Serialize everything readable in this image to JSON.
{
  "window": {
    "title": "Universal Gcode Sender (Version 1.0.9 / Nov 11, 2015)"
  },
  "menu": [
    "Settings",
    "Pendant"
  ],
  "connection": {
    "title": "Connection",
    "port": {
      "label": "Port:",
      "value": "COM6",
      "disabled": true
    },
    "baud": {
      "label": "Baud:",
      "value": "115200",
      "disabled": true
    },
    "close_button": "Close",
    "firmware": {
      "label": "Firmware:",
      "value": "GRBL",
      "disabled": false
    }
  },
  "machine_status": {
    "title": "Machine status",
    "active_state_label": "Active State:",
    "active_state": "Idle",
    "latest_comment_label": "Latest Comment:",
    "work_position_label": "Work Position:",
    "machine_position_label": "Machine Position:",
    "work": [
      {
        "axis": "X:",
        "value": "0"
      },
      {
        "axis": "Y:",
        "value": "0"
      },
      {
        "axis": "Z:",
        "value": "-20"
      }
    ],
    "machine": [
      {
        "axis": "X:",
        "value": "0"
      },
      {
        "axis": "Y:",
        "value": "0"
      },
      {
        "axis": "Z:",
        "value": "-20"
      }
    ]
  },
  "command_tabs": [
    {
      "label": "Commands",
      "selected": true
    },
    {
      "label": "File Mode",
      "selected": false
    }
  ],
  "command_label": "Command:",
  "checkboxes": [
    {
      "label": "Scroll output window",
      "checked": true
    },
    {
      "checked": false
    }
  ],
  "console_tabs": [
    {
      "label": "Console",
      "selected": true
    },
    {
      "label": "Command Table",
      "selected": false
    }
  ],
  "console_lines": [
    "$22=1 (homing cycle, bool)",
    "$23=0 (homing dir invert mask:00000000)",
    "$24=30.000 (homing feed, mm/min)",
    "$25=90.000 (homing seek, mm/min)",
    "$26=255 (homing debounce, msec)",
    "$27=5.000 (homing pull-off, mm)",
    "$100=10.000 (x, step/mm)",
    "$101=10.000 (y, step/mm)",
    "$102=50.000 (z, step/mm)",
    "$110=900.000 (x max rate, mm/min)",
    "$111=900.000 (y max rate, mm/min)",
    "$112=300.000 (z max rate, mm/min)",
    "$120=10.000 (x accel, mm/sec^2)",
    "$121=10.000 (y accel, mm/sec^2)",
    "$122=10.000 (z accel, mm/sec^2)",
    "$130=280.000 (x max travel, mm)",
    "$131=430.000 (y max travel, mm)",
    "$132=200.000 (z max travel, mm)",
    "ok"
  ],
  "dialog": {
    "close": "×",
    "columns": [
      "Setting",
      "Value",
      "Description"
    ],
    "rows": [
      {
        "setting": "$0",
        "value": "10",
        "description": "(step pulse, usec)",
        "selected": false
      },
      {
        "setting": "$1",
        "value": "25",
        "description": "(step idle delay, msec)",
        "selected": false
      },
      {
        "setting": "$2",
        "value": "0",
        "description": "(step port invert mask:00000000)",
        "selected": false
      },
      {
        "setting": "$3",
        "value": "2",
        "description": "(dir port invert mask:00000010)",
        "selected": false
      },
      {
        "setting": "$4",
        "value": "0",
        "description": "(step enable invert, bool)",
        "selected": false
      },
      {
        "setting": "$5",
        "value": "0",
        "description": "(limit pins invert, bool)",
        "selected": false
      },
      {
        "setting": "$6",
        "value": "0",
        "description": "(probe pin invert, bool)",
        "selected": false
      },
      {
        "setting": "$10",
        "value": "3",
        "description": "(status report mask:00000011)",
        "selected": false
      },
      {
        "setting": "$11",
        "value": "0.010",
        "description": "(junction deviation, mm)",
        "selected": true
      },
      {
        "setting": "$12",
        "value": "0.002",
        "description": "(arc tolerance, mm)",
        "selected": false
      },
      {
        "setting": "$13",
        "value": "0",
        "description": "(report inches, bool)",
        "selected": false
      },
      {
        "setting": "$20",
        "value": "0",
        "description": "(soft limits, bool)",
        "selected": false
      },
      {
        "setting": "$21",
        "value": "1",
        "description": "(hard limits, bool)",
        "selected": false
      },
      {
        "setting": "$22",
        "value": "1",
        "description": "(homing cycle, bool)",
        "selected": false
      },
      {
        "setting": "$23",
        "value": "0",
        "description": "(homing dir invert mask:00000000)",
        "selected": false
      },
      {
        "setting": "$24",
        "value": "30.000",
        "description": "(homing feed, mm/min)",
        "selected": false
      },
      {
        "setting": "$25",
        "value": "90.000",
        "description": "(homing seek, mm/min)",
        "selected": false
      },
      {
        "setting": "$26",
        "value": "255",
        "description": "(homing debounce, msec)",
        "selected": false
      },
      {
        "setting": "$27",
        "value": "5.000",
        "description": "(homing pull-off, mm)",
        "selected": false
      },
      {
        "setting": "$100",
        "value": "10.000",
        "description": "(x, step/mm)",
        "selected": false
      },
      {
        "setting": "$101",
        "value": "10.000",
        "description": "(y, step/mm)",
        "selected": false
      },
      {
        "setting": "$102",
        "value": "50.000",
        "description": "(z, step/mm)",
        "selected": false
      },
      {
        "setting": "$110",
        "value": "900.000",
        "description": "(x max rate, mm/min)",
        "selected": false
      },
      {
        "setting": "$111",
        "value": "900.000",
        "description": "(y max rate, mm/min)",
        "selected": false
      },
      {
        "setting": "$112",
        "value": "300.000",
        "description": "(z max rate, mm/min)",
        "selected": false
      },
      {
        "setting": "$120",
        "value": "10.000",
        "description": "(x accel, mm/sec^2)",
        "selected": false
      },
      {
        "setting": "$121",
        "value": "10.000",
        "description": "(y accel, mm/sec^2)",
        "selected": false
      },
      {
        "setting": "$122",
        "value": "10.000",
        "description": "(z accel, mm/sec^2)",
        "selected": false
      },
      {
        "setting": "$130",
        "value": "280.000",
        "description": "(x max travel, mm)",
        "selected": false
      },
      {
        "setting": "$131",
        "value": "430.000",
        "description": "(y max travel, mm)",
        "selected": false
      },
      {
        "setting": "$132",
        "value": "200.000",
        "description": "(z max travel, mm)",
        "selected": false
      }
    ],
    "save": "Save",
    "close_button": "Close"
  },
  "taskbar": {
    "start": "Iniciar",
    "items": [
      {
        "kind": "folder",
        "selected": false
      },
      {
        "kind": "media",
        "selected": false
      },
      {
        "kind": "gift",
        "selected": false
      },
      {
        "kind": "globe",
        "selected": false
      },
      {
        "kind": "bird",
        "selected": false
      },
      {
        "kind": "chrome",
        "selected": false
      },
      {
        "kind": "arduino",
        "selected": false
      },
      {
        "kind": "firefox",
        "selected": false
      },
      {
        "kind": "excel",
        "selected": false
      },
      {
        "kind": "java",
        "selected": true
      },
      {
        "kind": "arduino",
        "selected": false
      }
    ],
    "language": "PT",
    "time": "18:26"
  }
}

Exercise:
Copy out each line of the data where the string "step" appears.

Answer space:
    "$100=10.000 (x, step/mm)",
    "$101=10.000 (y, step/mm)",
    "$102=50.000 (z, step/mm)",
        "description": "(step pulse, usec)",
        "description": "(step idle delay, msec)",
        "description": "(step port invert mask:00000000)",
        "description": "(step enable invert, bool)",
        "description": "(x, step/mm)",
        "description": "(y, step/mm)",
        "description": "(z, step/mm)",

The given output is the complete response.